* Material for the task
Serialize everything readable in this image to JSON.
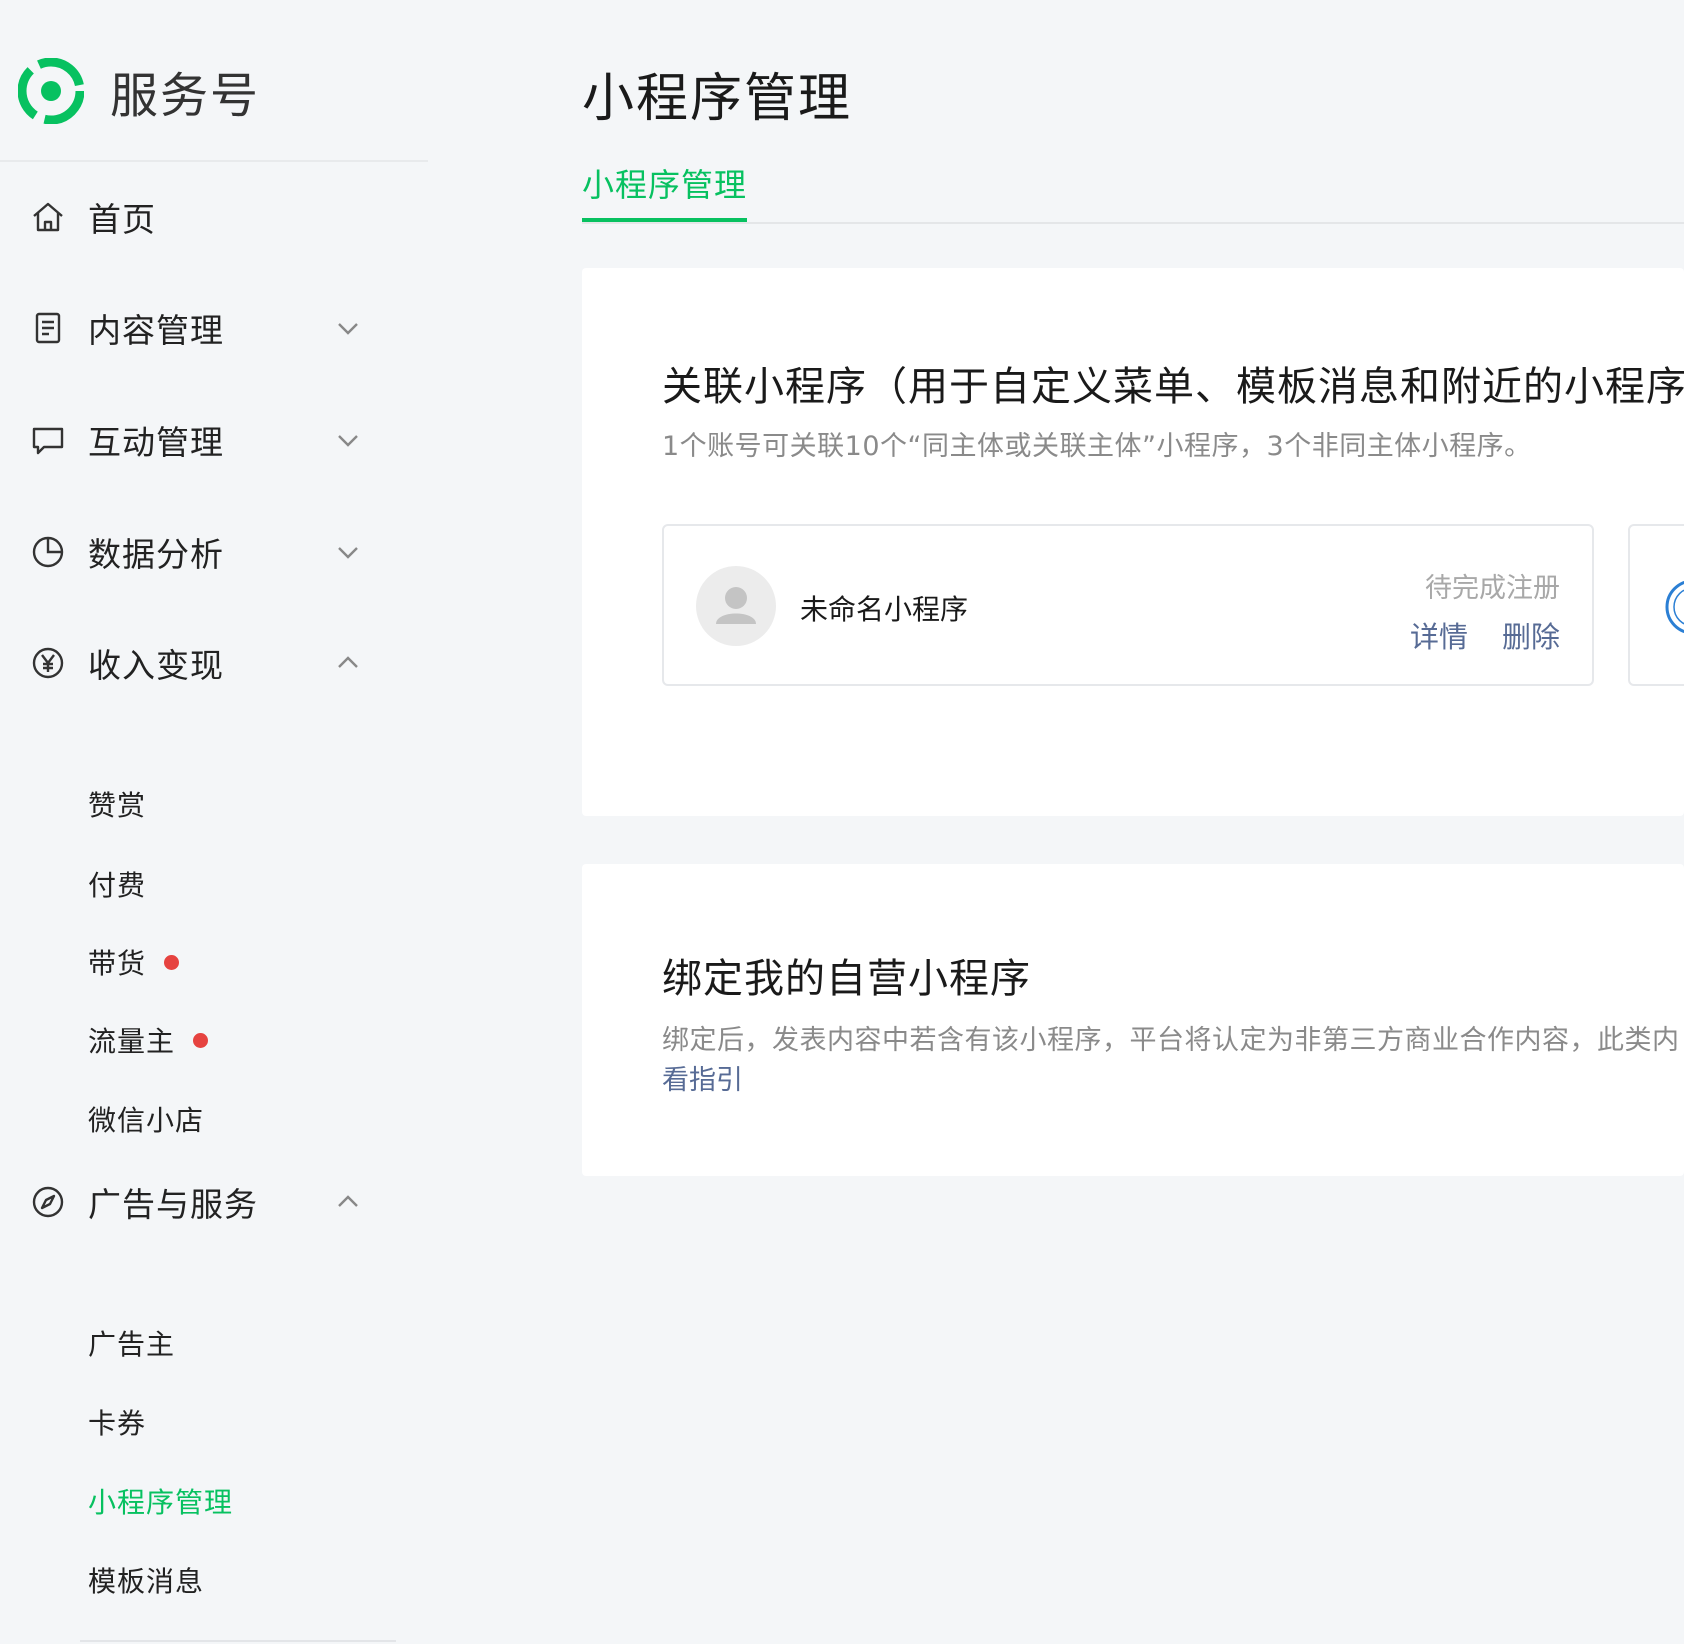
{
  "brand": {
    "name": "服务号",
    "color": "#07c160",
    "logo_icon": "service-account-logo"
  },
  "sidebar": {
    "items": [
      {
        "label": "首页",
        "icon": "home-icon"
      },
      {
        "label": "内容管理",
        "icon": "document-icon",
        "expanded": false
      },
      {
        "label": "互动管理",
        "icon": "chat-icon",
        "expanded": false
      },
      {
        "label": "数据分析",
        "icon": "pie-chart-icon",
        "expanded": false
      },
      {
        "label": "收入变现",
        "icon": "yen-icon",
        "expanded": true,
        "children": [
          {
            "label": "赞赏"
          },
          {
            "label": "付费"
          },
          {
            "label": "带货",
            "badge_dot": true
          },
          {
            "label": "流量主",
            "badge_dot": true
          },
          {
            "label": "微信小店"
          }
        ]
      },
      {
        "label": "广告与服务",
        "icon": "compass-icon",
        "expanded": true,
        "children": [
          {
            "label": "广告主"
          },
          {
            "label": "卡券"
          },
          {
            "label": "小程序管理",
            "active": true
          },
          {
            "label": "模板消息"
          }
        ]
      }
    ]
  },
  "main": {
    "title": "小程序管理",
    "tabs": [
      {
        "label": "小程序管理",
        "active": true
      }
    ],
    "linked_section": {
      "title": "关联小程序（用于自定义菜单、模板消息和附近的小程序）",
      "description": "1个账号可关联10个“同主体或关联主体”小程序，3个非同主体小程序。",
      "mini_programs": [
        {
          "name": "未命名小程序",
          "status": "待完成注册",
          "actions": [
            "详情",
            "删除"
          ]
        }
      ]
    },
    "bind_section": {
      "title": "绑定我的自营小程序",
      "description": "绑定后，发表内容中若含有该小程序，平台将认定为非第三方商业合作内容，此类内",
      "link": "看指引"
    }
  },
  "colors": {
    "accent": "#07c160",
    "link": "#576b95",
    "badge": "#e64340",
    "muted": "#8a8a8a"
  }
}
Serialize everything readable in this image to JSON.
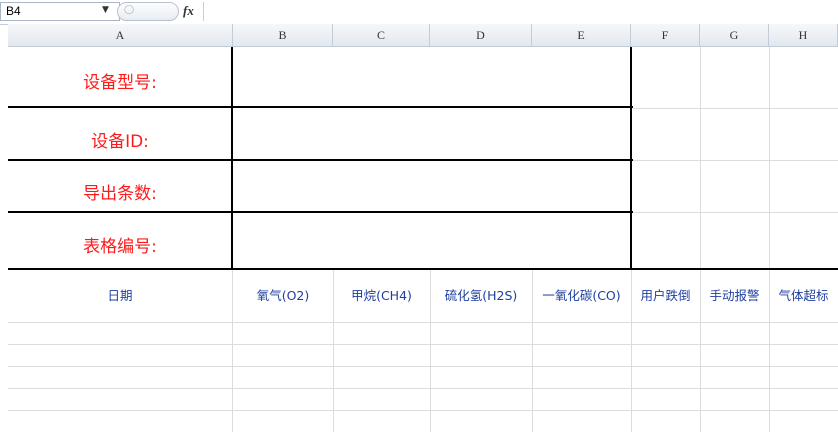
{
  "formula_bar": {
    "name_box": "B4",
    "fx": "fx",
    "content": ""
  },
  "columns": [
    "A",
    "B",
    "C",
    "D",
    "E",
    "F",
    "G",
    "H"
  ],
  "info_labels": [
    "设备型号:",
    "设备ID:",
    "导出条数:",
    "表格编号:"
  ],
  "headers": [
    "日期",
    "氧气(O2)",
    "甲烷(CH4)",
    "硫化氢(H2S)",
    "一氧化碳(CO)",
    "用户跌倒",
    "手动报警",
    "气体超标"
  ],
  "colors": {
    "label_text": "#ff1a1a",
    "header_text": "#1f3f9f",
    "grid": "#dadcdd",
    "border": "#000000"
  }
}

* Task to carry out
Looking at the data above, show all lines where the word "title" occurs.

* The answer
    "title": "小程序管理",
      "title": "关联小程序（用于自定义菜单、模板消息和附近的小程序）",
      "title": "绑定我的自营小程序",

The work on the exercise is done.